In the case of Schilling, however, his share of the vote had increased from 45% in 2017 to 70% last year. Historically, most players who hit the 70% level will eventually get enough support to land in Cooperstown. However, the backlash against Schilling’s public and social media comments appears to be diminishing his support.
Schilling’s more controversial statements included a later deleted tweet from 2016 in which he apparently advocated lynching journalists. More recently, Schilling has expressed support for the January 6 attack on the U.S. Capitol – even though the authors’ ballots were tabled before that date.
Additionally, Schilling was fired from ESPN as a baseball analyst after posting a derogatory message on social media about transgender people. This followed his previous suspension by the network after comparing extremist Muslims to Nazis in a social media post.
The on-pitch cases for Bonds and Clemens are undisputed as both players are among the most prolific in baseball history, though their successes have got stuck in the PED allegations that have surrounded them since they were active players. (Bonds declined knowingly using PEDs, while Clemens declined their use altogether.) Schilling’s merit-based case isn’t that open and closed, but the recent evolution of his vote share had indicated he was bound to the hall. The fact that all three outstanding features remain outwardly suggests that the character clause in the criteria that the hall gives authors is greater than ever.
“At this point I can say that I am mentally exhausted. I know about math and trends and I know that I will not reach the 75% threshold for induction,” Schilling wrote. “As I have said many times over the past few years to those I have spoken to in my heart, I am at peace. Nothing, zero, none of the claims made by any of the authors is deserved.”
“Whatever my player is, it will be the truth and one that I deserve for better or for worse,” he continued. “The game made it clear that it doesn’t want me back and that’s fine. The game owes me exactly nothing. There has been a billion times more than it needs to be and I will be deeply in debt forever.”
The closure of the BBWAA voting is only part of the reason the hall won’t be attracting new members this year. The Hall Veterans Committees typically meet shortly before the annual winter meeting to review candidates whose eligibility for writers’ ballots has expired. The 2020 winter meetings were held practically due to the COVID-19 pandemic, so the era committees did not meet and candidates will not be considered again until the 2021 meeting in December.
Tuesday’s announcement means that for the first time since the Kennedy administration, no new player has received Cooperstown access. From 1958 to 1960 only Zack Wheat (1959) was selected.
The announcement was the ninth time that the BBWAA did not select anyone in the voting process. The last time it was in 2013, when three players were given access through a veterans committee. A record of 14 voters sent blank ballots, surpassing 12 in 2006.

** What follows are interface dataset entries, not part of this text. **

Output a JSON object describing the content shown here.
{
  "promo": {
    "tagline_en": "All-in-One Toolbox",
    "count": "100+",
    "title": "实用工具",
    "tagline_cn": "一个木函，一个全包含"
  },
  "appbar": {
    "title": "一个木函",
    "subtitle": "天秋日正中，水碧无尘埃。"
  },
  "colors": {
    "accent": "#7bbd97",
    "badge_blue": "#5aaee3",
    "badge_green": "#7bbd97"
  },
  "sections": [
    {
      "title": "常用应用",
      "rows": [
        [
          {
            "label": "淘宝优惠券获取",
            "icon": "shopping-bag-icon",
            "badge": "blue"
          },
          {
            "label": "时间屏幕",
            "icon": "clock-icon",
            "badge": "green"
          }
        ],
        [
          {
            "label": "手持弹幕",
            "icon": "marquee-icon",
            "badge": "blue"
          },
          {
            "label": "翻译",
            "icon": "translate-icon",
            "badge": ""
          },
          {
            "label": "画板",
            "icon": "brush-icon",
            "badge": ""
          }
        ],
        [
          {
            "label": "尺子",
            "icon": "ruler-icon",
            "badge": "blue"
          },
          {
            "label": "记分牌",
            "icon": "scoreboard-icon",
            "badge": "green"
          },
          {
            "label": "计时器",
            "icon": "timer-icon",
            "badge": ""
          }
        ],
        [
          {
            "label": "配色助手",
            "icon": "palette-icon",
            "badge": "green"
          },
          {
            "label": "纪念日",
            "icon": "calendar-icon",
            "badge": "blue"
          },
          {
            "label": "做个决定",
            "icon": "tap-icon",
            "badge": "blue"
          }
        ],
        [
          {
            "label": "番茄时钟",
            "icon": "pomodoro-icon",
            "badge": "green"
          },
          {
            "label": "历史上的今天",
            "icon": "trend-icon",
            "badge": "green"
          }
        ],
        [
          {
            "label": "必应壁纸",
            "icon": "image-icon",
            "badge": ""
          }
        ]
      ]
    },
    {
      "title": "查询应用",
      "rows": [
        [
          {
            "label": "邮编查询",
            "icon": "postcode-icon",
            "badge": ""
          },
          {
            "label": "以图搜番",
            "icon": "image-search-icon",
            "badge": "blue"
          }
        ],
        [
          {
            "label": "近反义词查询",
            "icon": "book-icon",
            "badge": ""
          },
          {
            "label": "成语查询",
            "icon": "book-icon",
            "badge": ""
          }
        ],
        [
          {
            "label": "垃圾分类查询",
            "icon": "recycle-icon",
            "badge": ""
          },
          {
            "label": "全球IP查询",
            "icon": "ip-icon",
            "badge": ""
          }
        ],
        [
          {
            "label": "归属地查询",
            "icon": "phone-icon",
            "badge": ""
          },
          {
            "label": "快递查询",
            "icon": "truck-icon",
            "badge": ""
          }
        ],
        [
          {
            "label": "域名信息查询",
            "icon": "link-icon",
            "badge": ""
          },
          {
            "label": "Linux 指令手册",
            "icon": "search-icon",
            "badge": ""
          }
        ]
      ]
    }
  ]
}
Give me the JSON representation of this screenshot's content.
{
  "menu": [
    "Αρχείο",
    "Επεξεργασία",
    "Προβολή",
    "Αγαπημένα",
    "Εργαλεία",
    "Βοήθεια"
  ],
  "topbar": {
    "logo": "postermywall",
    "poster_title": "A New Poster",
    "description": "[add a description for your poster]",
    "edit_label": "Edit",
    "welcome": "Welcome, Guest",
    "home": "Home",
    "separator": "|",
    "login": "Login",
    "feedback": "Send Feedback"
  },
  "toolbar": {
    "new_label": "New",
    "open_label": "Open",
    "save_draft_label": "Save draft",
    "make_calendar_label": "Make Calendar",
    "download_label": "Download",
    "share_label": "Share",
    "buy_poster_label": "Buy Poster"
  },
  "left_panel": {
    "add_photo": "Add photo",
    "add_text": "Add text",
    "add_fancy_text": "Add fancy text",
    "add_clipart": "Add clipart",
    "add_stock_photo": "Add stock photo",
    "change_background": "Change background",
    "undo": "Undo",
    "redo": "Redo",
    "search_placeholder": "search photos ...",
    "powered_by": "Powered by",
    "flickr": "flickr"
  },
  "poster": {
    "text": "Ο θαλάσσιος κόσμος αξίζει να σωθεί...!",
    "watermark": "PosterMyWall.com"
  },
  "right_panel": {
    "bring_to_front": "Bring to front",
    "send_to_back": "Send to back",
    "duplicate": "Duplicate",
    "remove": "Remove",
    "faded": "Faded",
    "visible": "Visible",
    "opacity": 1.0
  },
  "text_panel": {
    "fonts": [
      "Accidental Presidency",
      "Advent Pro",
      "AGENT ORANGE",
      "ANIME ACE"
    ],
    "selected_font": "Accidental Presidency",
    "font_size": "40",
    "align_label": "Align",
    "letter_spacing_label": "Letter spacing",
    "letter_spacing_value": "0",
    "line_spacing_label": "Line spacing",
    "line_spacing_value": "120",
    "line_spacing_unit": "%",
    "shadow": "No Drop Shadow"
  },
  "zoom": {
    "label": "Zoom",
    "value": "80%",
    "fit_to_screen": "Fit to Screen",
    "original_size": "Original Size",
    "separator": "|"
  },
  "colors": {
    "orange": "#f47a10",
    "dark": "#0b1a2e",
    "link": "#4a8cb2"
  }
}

The news doesn’t mean the 2021 induction ceremony, which normally takes place in Cooperstown every summer, will be quiet. As the pandemic forced the 2020 ceremony to be postponed, last year’s quartet of selected people will be honored in July of this year. This group includes the players Derek Jeter, Larry Walker and Ted Simmons, as well as the legendary labor leader Marvin Miller.
One of the biggest winners in this year’s vote was long-time third baseman Scott Rolen, whose share rose from 35.3% to 52.9% in his fourth year of election. Among the first-time voters, pitcher Mark Bührle (11%) was the best voter. The only other first-time candidates who hit the 5% threshold to stay on the ballot next year were Torii Hunter (9.5%) and Tim Hudson (5.2).
Next year’s pick will include sluggers Alex Rodriguez and David Ortiz, Philadelphia Phillies stars Jimmy Rollins and Ryan Howard, switch-hitting Mark Teixeira, and two-time Cy Young Award winner Tim Lincecum.
Information from The Associated Press was used in this report.